'''
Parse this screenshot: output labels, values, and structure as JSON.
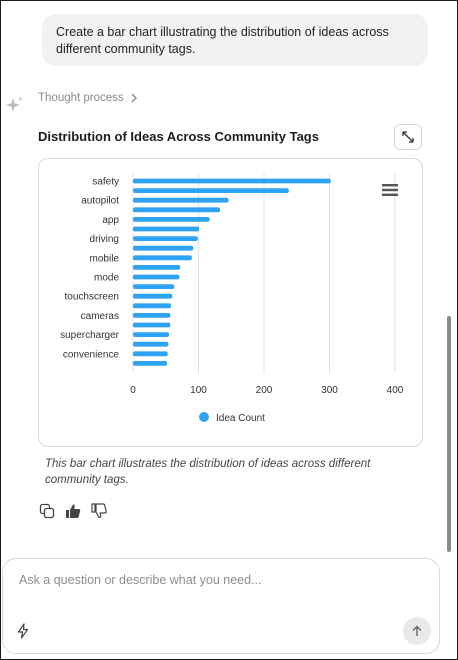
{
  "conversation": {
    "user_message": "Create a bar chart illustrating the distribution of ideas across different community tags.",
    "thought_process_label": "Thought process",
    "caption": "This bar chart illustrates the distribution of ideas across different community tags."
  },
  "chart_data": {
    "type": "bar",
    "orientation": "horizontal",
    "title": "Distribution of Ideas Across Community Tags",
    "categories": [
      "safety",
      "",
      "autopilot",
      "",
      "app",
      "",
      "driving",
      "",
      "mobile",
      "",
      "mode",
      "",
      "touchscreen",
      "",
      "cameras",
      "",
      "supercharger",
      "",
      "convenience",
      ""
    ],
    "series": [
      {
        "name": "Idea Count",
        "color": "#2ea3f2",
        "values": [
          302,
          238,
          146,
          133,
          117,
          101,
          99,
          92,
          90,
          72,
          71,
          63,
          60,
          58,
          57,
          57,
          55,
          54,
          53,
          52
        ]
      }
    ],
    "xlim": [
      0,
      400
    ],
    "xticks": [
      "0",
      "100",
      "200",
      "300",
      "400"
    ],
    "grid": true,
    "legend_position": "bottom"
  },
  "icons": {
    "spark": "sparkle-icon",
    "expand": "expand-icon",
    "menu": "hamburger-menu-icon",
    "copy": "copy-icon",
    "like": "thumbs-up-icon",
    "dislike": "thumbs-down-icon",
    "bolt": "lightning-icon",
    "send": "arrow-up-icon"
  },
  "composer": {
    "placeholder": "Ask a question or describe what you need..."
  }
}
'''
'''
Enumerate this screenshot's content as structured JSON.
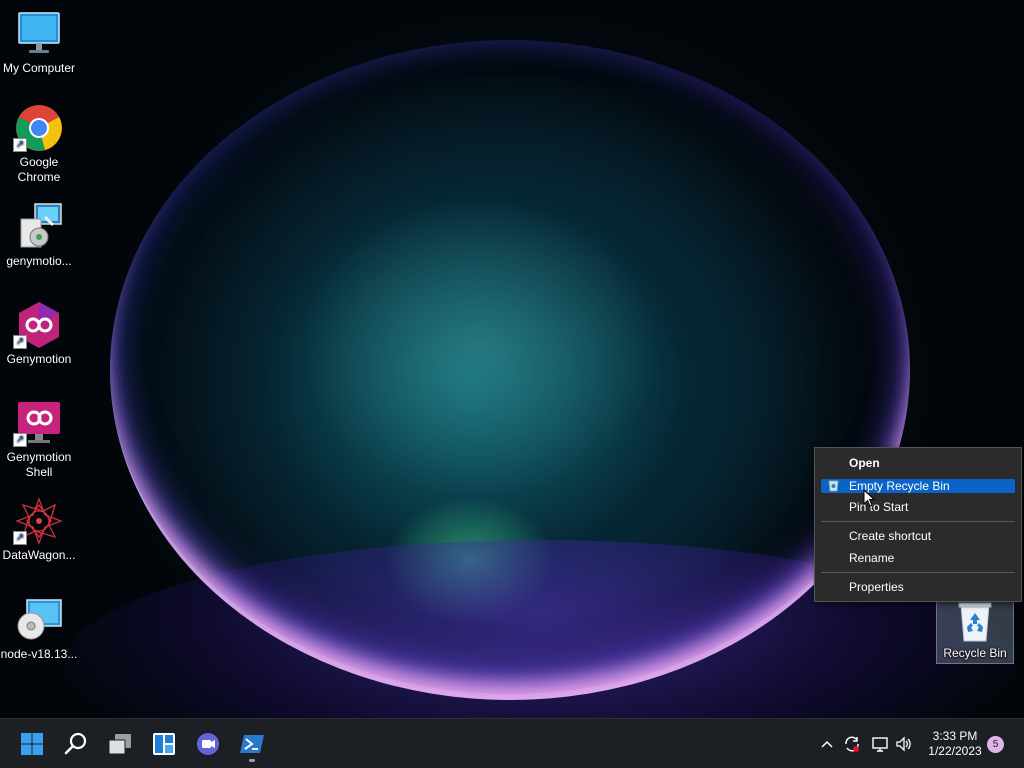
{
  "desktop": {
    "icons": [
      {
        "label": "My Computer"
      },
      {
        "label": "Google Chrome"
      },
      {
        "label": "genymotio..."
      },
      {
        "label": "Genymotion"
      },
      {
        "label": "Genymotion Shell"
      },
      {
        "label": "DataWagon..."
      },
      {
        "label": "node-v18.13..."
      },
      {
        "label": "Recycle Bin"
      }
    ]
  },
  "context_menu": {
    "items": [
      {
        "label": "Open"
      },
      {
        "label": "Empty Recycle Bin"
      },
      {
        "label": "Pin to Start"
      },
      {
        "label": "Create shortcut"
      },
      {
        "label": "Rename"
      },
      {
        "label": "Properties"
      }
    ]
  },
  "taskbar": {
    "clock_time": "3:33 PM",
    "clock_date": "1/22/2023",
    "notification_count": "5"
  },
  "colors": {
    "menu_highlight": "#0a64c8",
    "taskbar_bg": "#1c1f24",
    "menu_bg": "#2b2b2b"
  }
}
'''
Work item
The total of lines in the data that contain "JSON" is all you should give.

Exercise answer
2